But I remember seeing the video to this song one time on a Saturday night video show on BET. I believe I was at my former institution in Connecticut probably recovering from a hang over or just experiencing general malaise on an autumn night. I heard the song and it was just so comically honest, I jumped on my ethernet connection and found that song. I remember I was one of like 7 users who had it, but I bumped that joint.
There is no amazing musical achievement exhibited in this song. The lyrics aren't exactly awe inspiring. But I aways feel that rhythm and blues was the best music for telling a story.
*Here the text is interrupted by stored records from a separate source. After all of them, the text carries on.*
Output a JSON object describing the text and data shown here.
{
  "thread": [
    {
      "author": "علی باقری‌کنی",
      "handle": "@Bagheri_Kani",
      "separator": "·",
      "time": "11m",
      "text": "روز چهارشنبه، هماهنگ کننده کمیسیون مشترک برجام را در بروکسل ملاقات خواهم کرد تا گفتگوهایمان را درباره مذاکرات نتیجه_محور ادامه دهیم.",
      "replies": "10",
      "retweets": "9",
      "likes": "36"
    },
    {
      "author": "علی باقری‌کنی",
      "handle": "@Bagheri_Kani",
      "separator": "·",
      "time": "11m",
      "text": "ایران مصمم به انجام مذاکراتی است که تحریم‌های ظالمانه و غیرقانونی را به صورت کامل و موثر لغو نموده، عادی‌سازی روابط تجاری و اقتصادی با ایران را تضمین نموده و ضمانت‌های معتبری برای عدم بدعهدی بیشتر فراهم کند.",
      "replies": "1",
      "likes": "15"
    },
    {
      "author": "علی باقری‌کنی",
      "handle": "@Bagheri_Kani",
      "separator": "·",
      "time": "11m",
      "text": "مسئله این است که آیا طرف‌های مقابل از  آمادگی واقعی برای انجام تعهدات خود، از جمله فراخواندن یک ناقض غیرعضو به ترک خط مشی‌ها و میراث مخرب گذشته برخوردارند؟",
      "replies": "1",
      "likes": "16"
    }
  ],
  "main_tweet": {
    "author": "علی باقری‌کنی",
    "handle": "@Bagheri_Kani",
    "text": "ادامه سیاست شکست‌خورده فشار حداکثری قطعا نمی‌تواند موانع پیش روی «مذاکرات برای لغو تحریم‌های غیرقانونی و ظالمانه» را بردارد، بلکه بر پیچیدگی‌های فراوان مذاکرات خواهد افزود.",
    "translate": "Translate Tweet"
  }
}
Even though the current crop of artisans in ths particular field are wanting, still the tracks have the ability to evoke a soap opera right in front of your eyes. R. Kelly's "Trapped In A Closet" is an extreme example. But good ol' R & B can put some drama in you. It can just not only move you physically but entertain you as well. This is something it had to inherit from its ancestors like slave songs to gospel and blues.
Rell offers a simple taste. Simple story known across genres: cheating dog gets caught. But in this twist Rell is speaking to the mistress, the homewrecker who claims she carries his child. And with ease we are drawn into his thoughts and side of the hypothetical conversation as he explains his anguish and expectations. Like the lyrics, the music is straightforward and simple, held together by a solid bass line and a reoccurring electronic organ to evoke a churchy feel to the proceedings.
To add even more pleasure to the whole party, I am a sucker for the use of natural vernacular in song form. By the end, our boy has ad-libbed that the child's name and facial features better be reminiscent of him if indeed he is the father. It's not even four minutes, but every time the shuffle delivers it to me, I smile. Ignorant unnecessary drama at its best.